There are two types of people in life: the ones who, when confronted with the opportunity to wear a wire and record their colleagues incriminating themselves in order to help the government build a case, do the bare minimum. Maybe they accidentally leave their wires on the kitchen table on more than a few occasions. Other times they forget to hit play and record at the same time. And in general, they make an effort to catch their co-workers saying damning things only when it's convenient for them. Then you have the people who treat the gig like they're auditioning for a high level position in the NSA. Jason Thorell fell into the latter category.
A former trader-turned-informant secretly recorded more than 125 conversations with former colleagues for hedge fund firm Visium Asset Management LP and others spanning more than 200 hours, according to a court filing.
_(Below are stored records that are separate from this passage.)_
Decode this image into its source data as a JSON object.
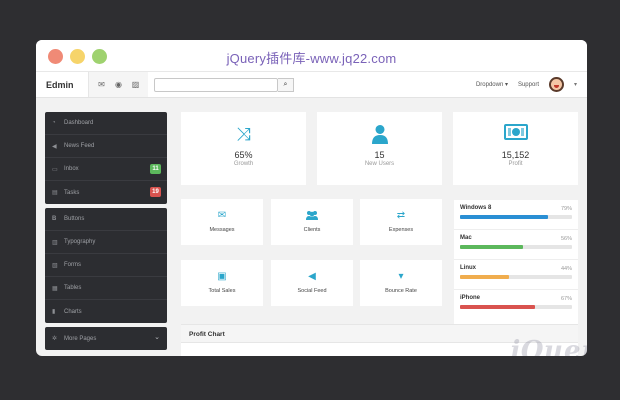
{
  "window_title": "jQuery插件库-www.jq22.com",
  "navbar": {
    "brand": "Edmin",
    "icons": [
      "envelope-icon",
      "eye-icon",
      "image-icon"
    ],
    "search_value": "",
    "search_icon": "search-icon",
    "dropdown_label": "Dropdown ▾",
    "support_label": "Support"
  },
  "sidebar": {
    "group1": [
      {
        "label": "Dashboard",
        "icon": "dashboard-icon"
      },
      {
        "label": "News Feed",
        "icon": "bullhorn-icon"
      },
      {
        "label": "Inbox",
        "icon": "inbox-icon",
        "badge": "11",
        "badge_color": "#5cb85c"
      },
      {
        "label": "Tasks",
        "icon": "tasks-icon",
        "badge": "19",
        "badge_color": "#d9534f"
      }
    ],
    "group2": [
      {
        "label": "Buttons",
        "icon": "bold-icon"
      },
      {
        "label": "Typography",
        "icon": "book-icon"
      },
      {
        "label": "Forms",
        "icon": "paste-icon"
      },
      {
        "label": "Tables",
        "icon": "table-icon"
      },
      {
        "label": "Charts",
        "icon": "bar-chart-icon"
      }
    ],
    "group3": [
      {
        "label": "More Pages",
        "icon": "cog-icon"
      }
    ]
  },
  "stats": [
    {
      "value": "65%",
      "label": "Growth",
      "icon": "shuffle-icon"
    },
    {
      "value": "15",
      "label": "New Users",
      "icon": "user-icon"
    },
    {
      "value": "15,152",
      "label": "Profit",
      "icon": "money-icon"
    }
  ],
  "tiles": [
    {
      "label": "Messages",
      "icon": "envelope-icon"
    },
    {
      "label": "Clients",
      "icon": "group-icon"
    },
    {
      "label": "Expenses",
      "icon": "exchange-icon"
    },
    {
      "label": "Total Sales",
      "icon": "save-icon"
    },
    {
      "label": "Social Feed",
      "icon": "bullhorn-icon"
    },
    {
      "label": "Bounce Rate",
      "icon": "sort-down-icon"
    }
  ],
  "os_stats": [
    {
      "name": "Windows 8",
      "percent": 79,
      "percent_label": "79%",
      "color": "#2a8fd4"
    },
    {
      "name": "Mac",
      "percent": 56,
      "percent_label": "56%",
      "color": "#5cb85c"
    },
    {
      "name": "Linux",
      "percent": 44,
      "percent_label": "44%",
      "color": "#f0ad4e"
    },
    {
      "name": "iPhone",
      "percent": 67,
      "percent_label": "67%",
      "color": "#d9534f"
    }
  ],
  "profit_chart": {
    "title": "Profit Chart"
  },
  "watermark": "jQuery",
  "colors": {
    "accent": "#2ba6cb",
    "sidebar_bg": "#2c2d31"
  }
}
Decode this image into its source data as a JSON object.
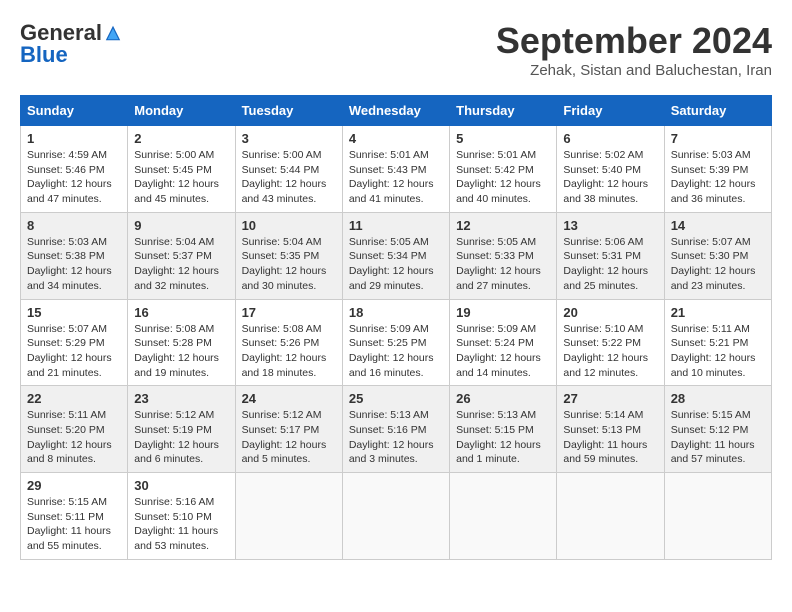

The informant, previously identified by Bloomberg News as junior trader Jason Thorell, spent more than two years cooperating with the U.S. Securities and Exchange Commission and FBI. He stands to receive a payout under the SEC’s whistle-blower program. The court filing identifies him only as "CC-1."